6. Choose toys that are interesting to young children but expose them to different types of toys as well. Some kiddos get "stuck" on play themes such as Thomas the Train or Disney Princesses and have difficulty being flexible in their play. For a child who likes trains, try buying ONE train along with several other different types of vehicles. Or try buying ONE train along with a train book, a train puzzle, and a train coloring book. Generic toys without characters from movies or cartoons are best at encouraging open-ended, imaginative play. When children play with character toys they tend to just repeat lines from the movie or show. This "scripting" doesn't help children learn to create their own narratives.
7. Limit toys that force-feed academics. Play time shouldn't always be focused on teaching early academic concepts such as letters, numbers, shapes, and colors. Look for toys that allow the child to learn naturally through discovery and exploration and facilitate the development of problem-solving skills.
8. Select toys that are developmentally appropriate (not necessarily age appropriate). All children develop at different rates. The age guidelines provided for toys is in reference to safety, not developmental expectations. We want young children to be successful during play time, while challenging their abilities just enough. Finding toys that offer the "optimum challenge point" is especially important for children who are struggling achieving their developmental milestones. Small doses of healthy frustration are expected during play time, but if the toy is too challenging, the child may give up all together. Toys that are not developmentally appropriate may simply be thrown, chewed on, or ignored.
9. Remember, books are toys too! Board books with colorful pictures are best for very young children. Look for rhyming books, predictable books with repeating text, touch-and-feel books, and books with sturdy flaps. Books are fabulous because they can be looked at alone, with a parent, with other kids, or with a pet! They can be looked at in bed, in the highchair, in the car, at the restaurant, at church, or while snuggling on the couch.

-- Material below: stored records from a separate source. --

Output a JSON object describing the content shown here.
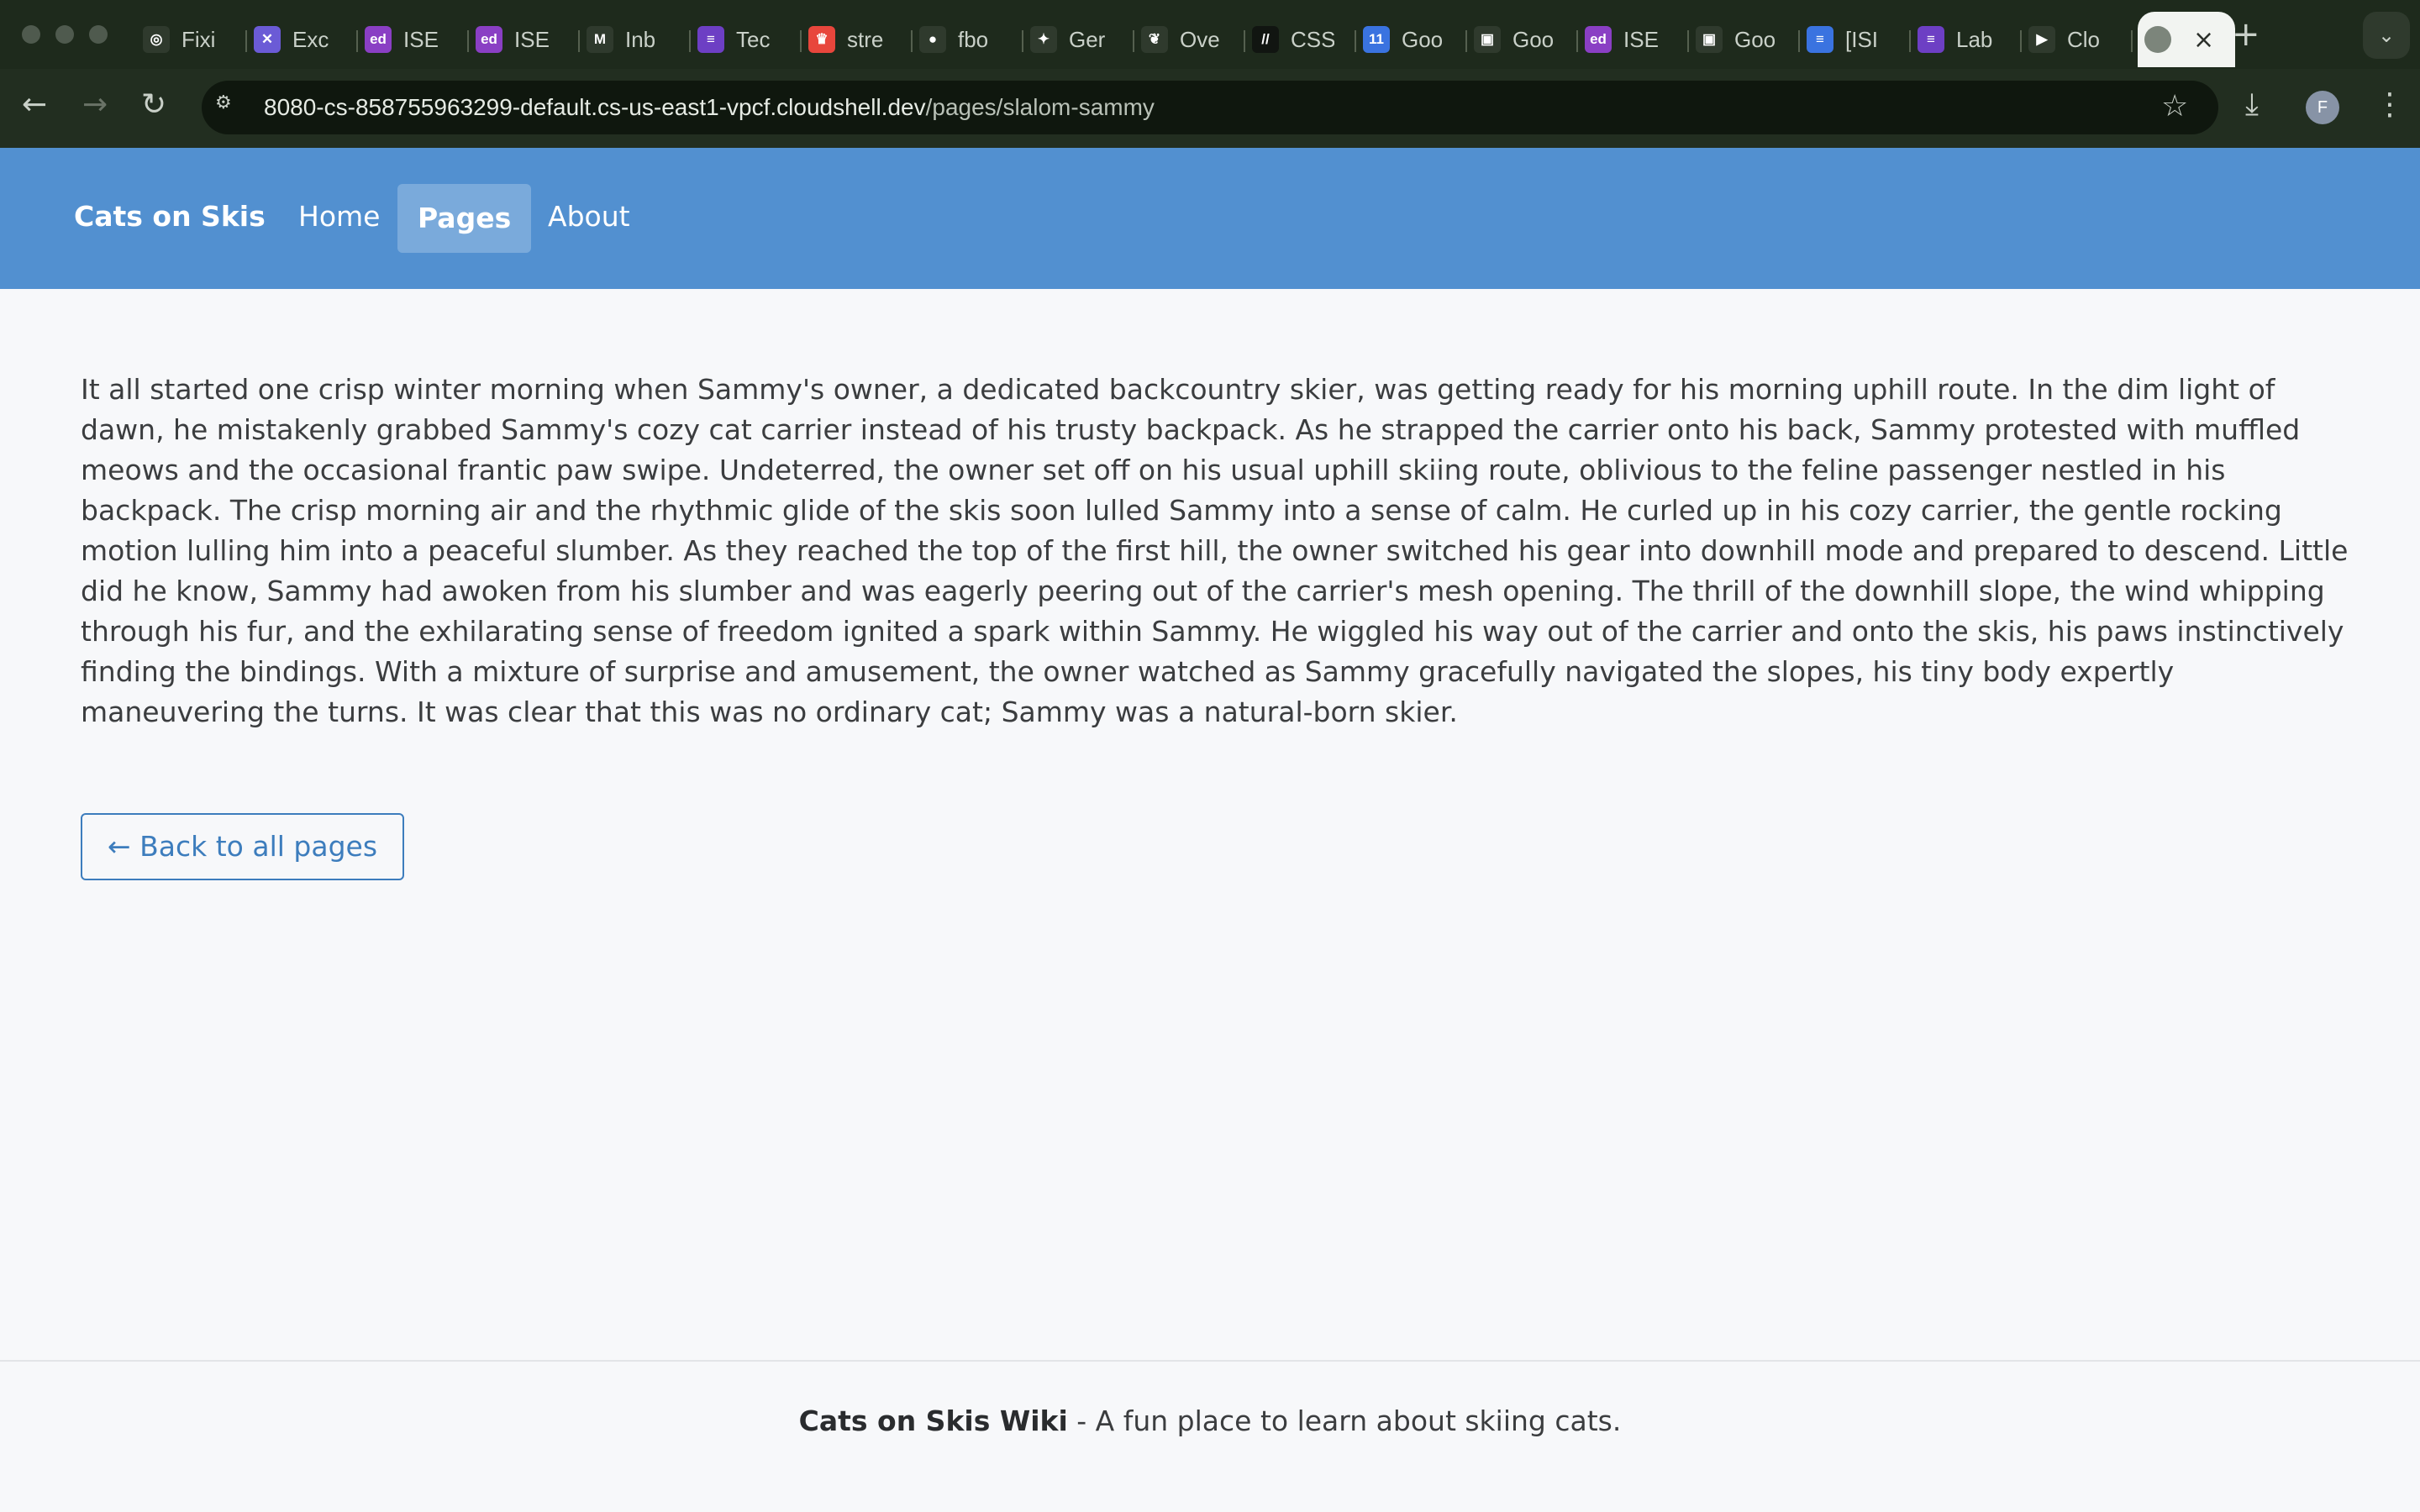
{
  "browser": {
    "tabs": [
      {
        "label": "Fixi",
        "icon": "openai-icon",
        "color": "#2f3a2d",
        "glyph": "◎"
      },
      {
        "label": "Exc",
        "icon": "excalidraw-icon",
        "color": "#6b5bd6",
        "glyph": "✕"
      },
      {
        "label": "ISE",
        "icon": "ed-icon",
        "color": "#8a3fc4",
        "glyph": "ed"
      },
      {
        "label": "ISE",
        "icon": "ed-icon",
        "color": "#8a3fc4",
        "glyph": "ed"
      },
      {
        "label": "Inb",
        "icon": "gmail-icon",
        "color": "#2f3a2d",
        "glyph": "M"
      },
      {
        "label": "Tec",
        "icon": "list-icon",
        "color": "#6d3fc4",
        "glyph": "≡"
      },
      {
        "label": "stre",
        "icon": "streamlit-icon",
        "color": "#e8463c",
        "glyph": "♛"
      },
      {
        "label": "fbo",
        "icon": "github-icon",
        "color": "#2f3a2d",
        "glyph": "●"
      },
      {
        "label": "Ger",
        "icon": "gemini-icon",
        "color": "#2f3a2d",
        "glyph": "✦"
      },
      {
        "label": "Ove",
        "icon": "overleaf-icon",
        "color": "#2f3a2d",
        "glyph": "❦"
      },
      {
        "label": "CSS",
        "icon": "css-icon",
        "color": "#111511",
        "glyph": "//"
      },
      {
        "label": "Goo",
        "icon": "calendar-icon",
        "color": "#3a73e0",
        "glyph": "11"
      },
      {
        "label": "Goo",
        "icon": "meet-icon",
        "color": "#2f3a2d",
        "glyph": "▣"
      },
      {
        "label": "ISE",
        "icon": "ed-icon",
        "color": "#8a3fc4",
        "glyph": "ed"
      },
      {
        "label": "Goo",
        "icon": "meet-icon",
        "color": "#2f3a2d",
        "glyph": "▣"
      },
      {
        "label": "[ISI",
        "icon": "docs-icon",
        "color": "#3a73e0",
        "glyph": "≡"
      },
      {
        "label": "Lab",
        "icon": "list-icon",
        "color": "#6d3fc4",
        "glyph": "≡"
      },
      {
        "label": "Clo",
        "icon": "cloudshell-icon",
        "color": "#2f3a2d",
        "glyph": "▶"
      }
    ],
    "active_tab_icon": "globe-icon",
    "url_host": "8080-cs-858755963299-default.cs-us-east1-vpcf.cloudshell.dev",
    "url_path": "/pages/slalom-sammy",
    "profile_initial": "F"
  },
  "site": {
    "brand": "Cats on Skis",
    "nav": {
      "home": "Home",
      "pages": "Pages",
      "about": "About"
    }
  },
  "page": {
    "story": "It all started one crisp winter morning when Sammy's owner, a dedicated backcountry skier, was getting ready for his morning uphill route. In the dim light of dawn, he mistakenly grabbed Sammy's cozy cat carrier instead of his trusty backpack. As he strapped the carrier onto his back, Sammy protested with muffled meows and the occasional frantic paw swipe. Undeterred, the owner set off on his usual uphill skiing route, oblivious to the feline passenger nestled in his backpack. The crisp morning air and the rhythmic glide of the skis soon lulled Sammy into a sense of calm. He curled up in his cozy carrier, the gentle rocking motion lulling him into a peaceful slumber. As they reached the top of the first hill, the owner switched his gear into downhill mode and prepared to descend. Little did he know, Sammy had awoken from his slumber and was eagerly peering out of the carrier's mesh opening. The thrill of the downhill slope, the wind whipping through his fur, and the exhilarating sense of freedom ignited a spark within Sammy. He wiggled his way out of the carrier and onto the skis, his paws instinctively finding the bindings. With a mixture of surprise and amusement, the owner watched as Sammy gracefully navigated the slopes, his tiny body expertly maneuvering the turns. It was clear that this was no ordinary cat; Sammy was a natural-born skier.",
    "back_button": "← Back to all pages"
  },
  "footer": {
    "title": "Cats on Skis Wiki",
    "tagline": " - A fun place to learn about skiing cats."
  },
  "colors": {
    "header_bg": "#5290d0",
    "nav_active_bg": "#7aaadb",
    "link_blue": "#3d7dbd",
    "page_bg": "#f7f8fa"
  }
}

10. Choose toys that are interesting to the adult as well. This helps to foster cross-generational play. What did you do for fun when you were a child? If you loved playing Go Fish, your child may love playing this card game with you because of the passion you bring to the table. If you loved playing with a dollhouse, then get one for your child. Action figures? Silly Putty? A Slinky? Paper dolls? A Lite Brite? Lincoln Logs? Tinker Toys? Fashion Plates? Spirograph? Toy cash register? I promise you this...your passion will be contagious!
To summarize, the more young children have to use their own minds and bodies during play time, the more they will actually benefit from the play. So...happy shopping and choose your gifts wisely! Oh, one more thing. LESS is MORE when it comes to the quantity of toys. Buying a few high-quality toys is better than buying a large quantity of poorly designed ones.
What therapists and educators need to know about early child development
Cari Ebert, MS, CCC-SLP, is a pediatric speech-language pathologist who specializes in apraxia, autism and early intervention.